Because the sentence against an evil deed is not executed quickly, therefore the hearts of the sons of men among them are given fully to do evil. Although a sinner does evil a hundred times and may lengthen his life, still I know that it will be well for those who fear God, who fear Him openly. But it will not be well for the evil man and he will not lengthen his days like a shadow, because he does not fear God.
–Ecclesiastes 8:11-13 (NASB)
In fact I believe that God deliberately delays providing the consequence upon the sinner, giving him or her time to repent and to change their behavior.
The Lord is not slow about His promise, as some count slowness, but is patient toward you, not wishing for any to perish but for all to come to repentance.
–2 Peter 3:9 (NASB)
In some ways, it might be more merciful of God if He was to discipline and chastise us each and every time we mess up right when we mess up, kind of like swatting a dog on the nose with a rolled up newspaper when it does its business on the living room carpet. Then, like a dog or a small child, we’d see the obvious and inescapable pattern between certain of our actions and the painful things that happen right afterward.
But unlike the commentary I quoted above, God just doesn’t seem to arrange our lives that way, at least not all the time. We are left then, wondering which consequence is a moral lesson and which is only a random event.
We don’t know.
But what if we pretended that everything we experience is an immediate communication from God to us? This could be horribly misused and sometimes people blame themselves without reason because they were the victim of a tragic accident or a terrible crime. You can’t blame a five-year old boy because he was killed in a drive-by shooting while standing on a street corner with his Dad waiting for the light to change. You can’t blame a forty-four year old woman who has lived a life of impeccable health who is diagnosed with breast cancer.

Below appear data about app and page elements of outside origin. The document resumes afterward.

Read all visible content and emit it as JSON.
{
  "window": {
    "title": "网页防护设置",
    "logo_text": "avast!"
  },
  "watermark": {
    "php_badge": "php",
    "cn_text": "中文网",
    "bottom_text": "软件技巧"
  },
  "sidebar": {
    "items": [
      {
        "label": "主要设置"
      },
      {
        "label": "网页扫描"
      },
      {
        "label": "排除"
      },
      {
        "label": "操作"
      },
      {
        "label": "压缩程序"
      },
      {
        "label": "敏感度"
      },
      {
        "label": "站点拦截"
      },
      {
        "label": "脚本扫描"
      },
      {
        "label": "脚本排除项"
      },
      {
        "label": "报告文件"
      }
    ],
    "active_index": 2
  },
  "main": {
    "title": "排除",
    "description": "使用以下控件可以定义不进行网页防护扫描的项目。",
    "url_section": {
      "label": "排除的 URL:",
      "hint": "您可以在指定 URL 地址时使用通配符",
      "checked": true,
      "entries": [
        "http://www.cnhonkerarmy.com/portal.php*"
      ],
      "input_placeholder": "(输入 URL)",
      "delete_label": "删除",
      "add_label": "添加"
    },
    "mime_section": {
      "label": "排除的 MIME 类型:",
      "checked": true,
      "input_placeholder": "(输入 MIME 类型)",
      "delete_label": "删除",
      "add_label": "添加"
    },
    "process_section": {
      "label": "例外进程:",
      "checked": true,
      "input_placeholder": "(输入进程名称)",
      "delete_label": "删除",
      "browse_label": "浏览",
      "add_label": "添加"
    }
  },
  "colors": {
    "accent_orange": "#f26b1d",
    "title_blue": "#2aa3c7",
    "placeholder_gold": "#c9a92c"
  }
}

…but what if regardless of whether we think an event has come from God or not, we turned to Him anyway? What if after having a productive day at work, you turned to God and thanked Him? What if after learning that the cost of repairing your car’s sudden breakdown will empty your savings account, you turned to God and begged for His help? What if, day in and day out, you turned to God, with praise and with petition, in happiness and in anguish?
Life happens. Sooner or later, something good will happen to you. Sooner or later something bad will happen to you. Sooner or later, nothing will happen to you and you’ll be really bored. You live, you laugh, you bleed, you breathe, you cry, you get angry, you get frustrated, you feel depressed, you are overjoyed, and everything else.
That’s your life. That’s from God. Talk to God about it. Ask Him Why? Ask Him How? Say “Thank you.” Say “I’m sorry.” You know your life. You know what’s happening. You know what to say. Just turn to God and say it.
And then listen.
2 thoughts on “V’etchanan: What Comes From God”
I think scripture informs us that everything comes from the Holy One, but we can misinterpret the meaning, as in those who believed a man was blind because of his or his parent’s sin. The issue is so much to discover the reason, but that the works of heaven be manifest in us, no matter what the reason.
…but we can misinterpret the meaning, as in those who believed a man was blind because of his or his parent’s sin.
My point exactly.